But Serbia's minister for Kosovo, Goran Bogdanovic, also condemned the attack, calling it "an act of extremists and criminal groups." Speaking during a visit late on July 27 to the Jarinje post, Bogdanovic said the attackers were not local Serbs from the area near the checkpoint.
"What has happened here tonight deserves condemnation. All efforts we have engaged in the past 48 hours were in vain," Bogdanovic said. "This is an act of extremists and criminal groups. This is not an act of the people of the Leposavic municipality or the people of Kosovo and Metohija.
"This is not contributing to the peace and stability in Kosovo and Metohija. We will, however, continue to struggle for our rights, and we will do everything we can to restore law and order here."
'Undermining Peace Process'
Chief Serbian negotiator Borko Stefanovic said the fresh violence undermines efforts to negotiate a peaceful resolution to growing tensions between ethnic Serbs and ethnic Albanians in northern Kosovo.
"This violent act, an act committed by criminals and extremists, represents a clear attempt to undermine the process we are pursuing and the attempts to resolve all the issues in a peaceful manner," Stefanovic said.
"This greatly aggravates the position of Serbs in the north of Kosovo and Metohija and is not contributing to the resolution of the problems that brought us here in the past couple of days."
The violence comes after a special police force was deployed by Pristina on July 25 in an attempt to seize control of border posts in Kosovo's Serb-controlled north, prompting what Belgrade describes as a dangerous escalation of tensions.
One ethnic Albanian police officer was killed by a hand grenade in the initial altercations. -- and the Kosovar special police only managed to seize one checkpoint before a group of ethnic Serbs blocked roads to prevent them from reaching two other checkpoints on the border with Serbia.
The government in Pristina has never controlled those northern border crossings since it declared Kosovo's independence from Serbia three years ago.
Stalemate In Northern Kosovo

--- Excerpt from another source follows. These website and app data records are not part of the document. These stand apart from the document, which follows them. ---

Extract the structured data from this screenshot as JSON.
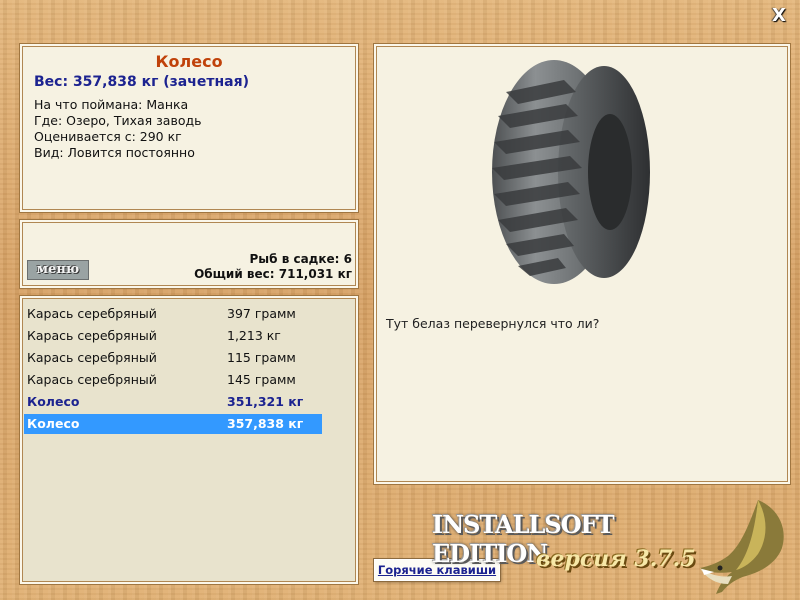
{
  "catch": {
    "title": "Колесо",
    "weight": "Вес: 357,838 кг (зачетная)",
    "bait": "На что поймана: Манка",
    "location": "Где: Озеро, Тихая заводь",
    "valued": "Оценивается с: 290 кг",
    "kind": "Вид: Ловится постоянно",
    "comment": "Тут белаз перевернулся что ли?"
  },
  "menu_label": "меню",
  "stats": {
    "keepnet": "Рыб в садке: 6",
    "total": "Общий вес: 711,031 кг"
  },
  "list": [
    {
      "name": "Карась серебряный",
      "weight": "397 грамм"
    },
    {
      "name": "Карась серебряный",
      "weight": "1,213 кг"
    },
    {
      "name": "Карась серебряный",
      "weight": "115 грамм"
    },
    {
      "name": "Карась серебряный",
      "weight": "145 грамм"
    },
    {
      "name": "Колесо",
      "weight": "351,321 кг"
    },
    {
      "name": "Колесо",
      "weight": "357,838 кг"
    }
  ],
  "hotkeys_label": "Горячие клавиши",
  "brand": "INSTALLSOFT EDITION",
  "version": "версия 3.7.5",
  "close_label": "X",
  "colors": {
    "title": "#c0420a",
    "accent_blue": "#1c2390",
    "selection": "#3399ff",
    "panel_bg": "#f6f2e2"
  },
  "icons": [
    "close-icon",
    "tire-image",
    "pike-logo-icon"
  ]
}
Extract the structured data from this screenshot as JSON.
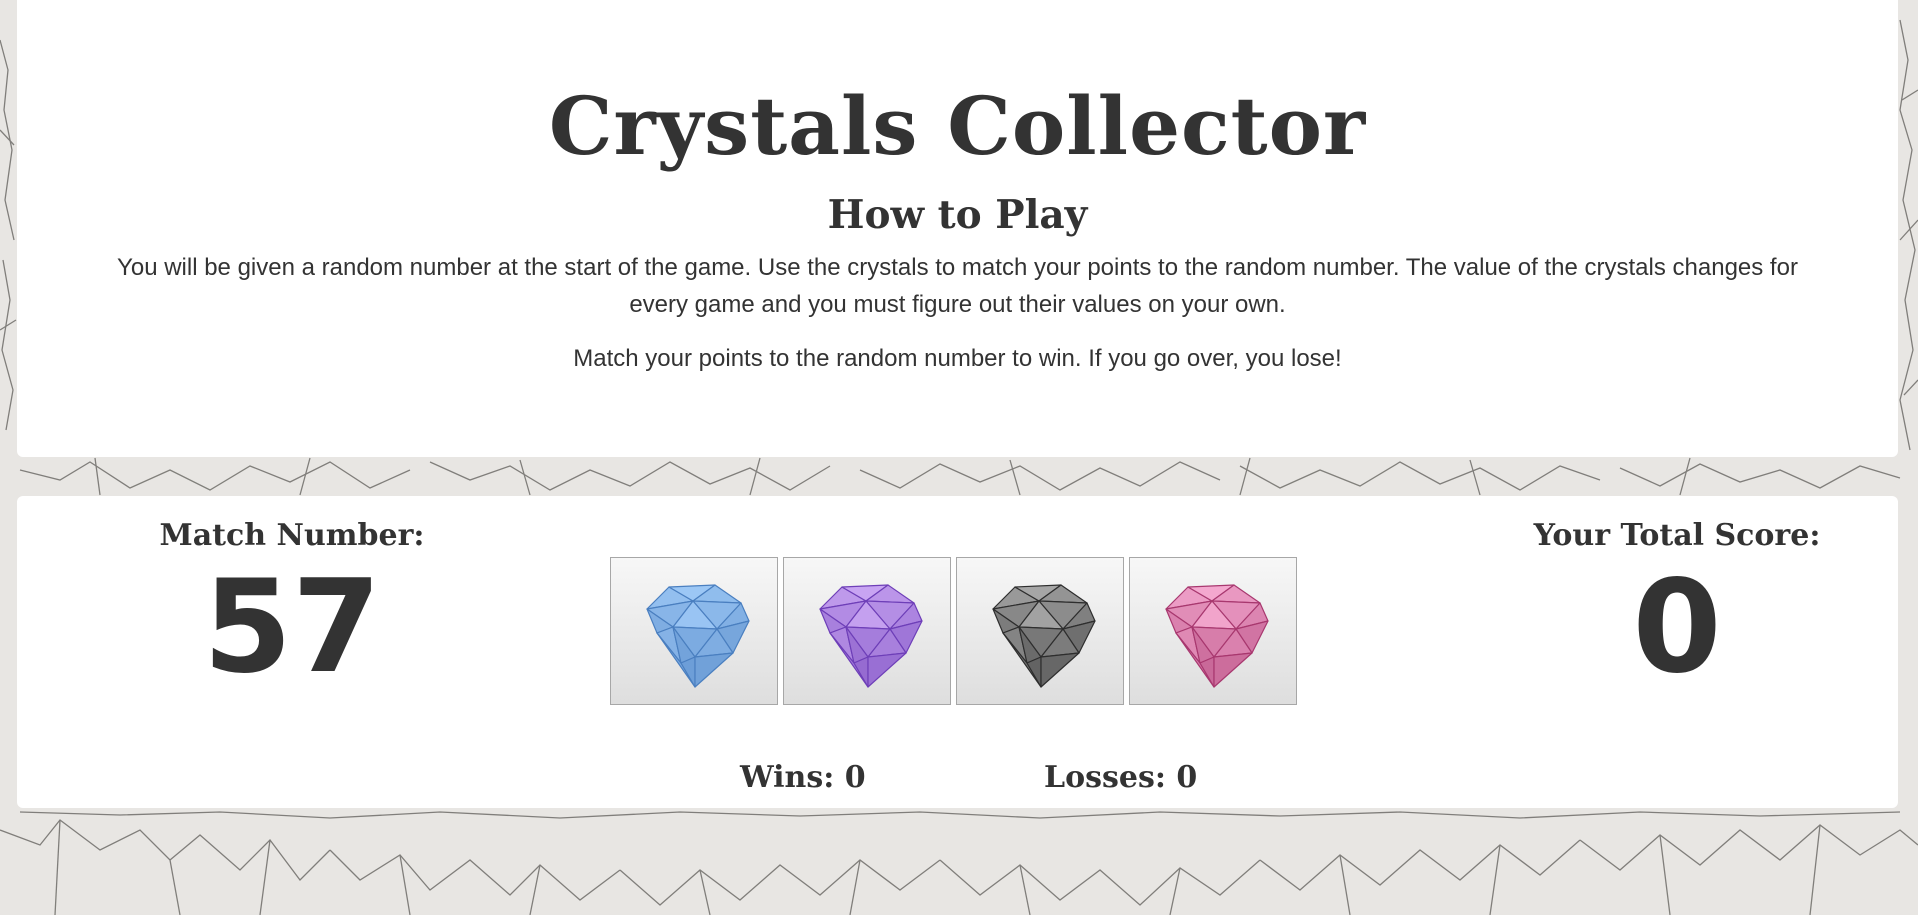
{
  "header": {
    "title": "Crystals Collector",
    "subtitle": "How to Play",
    "instructions": "You will be given a random number at the start of the game. Use the crystals to match your points to the random number. The value of the crystals changes for every game and you must figure out their values on your own.",
    "instructions_win": "Match your points to the random number to win. If you go over, you lose!"
  },
  "game": {
    "match_label": "Match Number:",
    "match_number": "57",
    "score_label": "Your Total Score:",
    "total_score": "0",
    "wins_label": "Wins: 0",
    "losses_label": "Losses: 0",
    "crystals": [
      {
        "name": "blue-crystal-icon",
        "color": "#9cc7f5",
        "dark": "#4a7fc0"
      },
      {
        "name": "purple-crystal-icon",
        "color": "#c8a4f2",
        "dark": "#6e3fb8"
      },
      {
        "name": "gray-crystal-icon",
        "color": "#a6a6a6",
        "dark": "#2e2e2e"
      },
      {
        "name": "pink-crystal-icon",
        "color": "#f4a8cf",
        "dark": "#a8386f"
      }
    ]
  }
}
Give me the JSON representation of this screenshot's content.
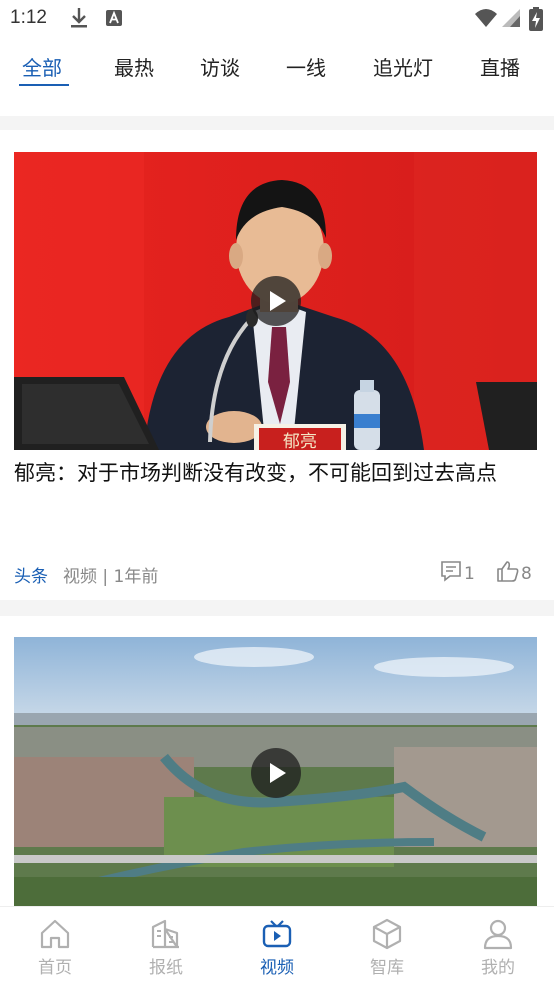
{
  "status_bar": {
    "time": "1:12"
  },
  "tabs": [
    {
      "label": "全部",
      "active": true
    },
    {
      "label": "最热"
    },
    {
      "label": "访谈"
    },
    {
      "label": "一线"
    },
    {
      "label": "追光灯"
    },
    {
      "label": "直播"
    }
  ],
  "cards": [
    {
      "title": "郁亮：对于市场判断没有改变，不可能回到过去高点",
      "tag": "头条",
      "category": "视频",
      "time": "1年前",
      "comments": "1",
      "likes": "8",
      "nameplate": "郁亮"
    }
  ],
  "bottom_nav": [
    {
      "label": "首页",
      "icon": "home-icon"
    },
    {
      "label": "报纸",
      "icon": "newspaper-icon"
    },
    {
      "label": "视频",
      "icon": "tv-icon",
      "active": true
    },
    {
      "label": "智库",
      "icon": "cube-icon"
    },
    {
      "label": "我的",
      "icon": "user-icon"
    }
  ],
  "colors": {
    "accent": "#1a5fb4",
    "inactive": "#b0b0b0",
    "meta": "#888888"
  }
}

Belgrade lost control of Kosovo in 1999 when NATO waged a bombing campaign to halt killings of ethnic Albanians in a counterinsurgency campaign.
In fact, ethnic tensions have remained high in the north since NATO deployments in June 1999 and the de facto partition of northern Kosovo through the city of Mitrovica.
There are some 60,000 Kosovo Serbs who still live in the north. Most do not recognize Kosovo's independence from Serbia and still consider Belgrade their capital.
Kosovo's government in Pristina said the move by its special police earlier this week was an attempt to stop Serbian goods from entering the territory after a similar import ban announced by Belgrade.
Maja Kocijancic, a spokeswoman for EU foreign-policy chief Catherine Ashton, told RFE/RL that Kosovo's police did not consult the EU or other international officials before trying to take control of the border crossings.
The EU called on both Kosovo and Serbia to refrain from violence and make progress on bilateral talks. In a joint statement, British Foreign Secretary William Hague and German Foreign Minister Guido Westerwelle said, "We are seriously concerned about the recent outbreak of violence at the border between Serbia and Kosovo. We have said in the past and we reiterate now that the way neighborhood issues are dealt with is a key benchmark for an EU perspective. Tangible progress in all these areas will play a role in the EU's discussions in the autumn."
In Pristina, the Kosovo Parliament adopted a resolution in favor of the right of the Kosovo institutions "to exercise full control on Kosovo's territory."
The resolution also supports trade reciprocity measures with Serbia in all custom checkpoints and calls on the international community to help authorities to safeguard Kosovo's territorial integrity.
written by Ron Synovitz, with reporting by RFE/RL Kosovo unit's Arbana Vidishiqi in Pristina and news agencies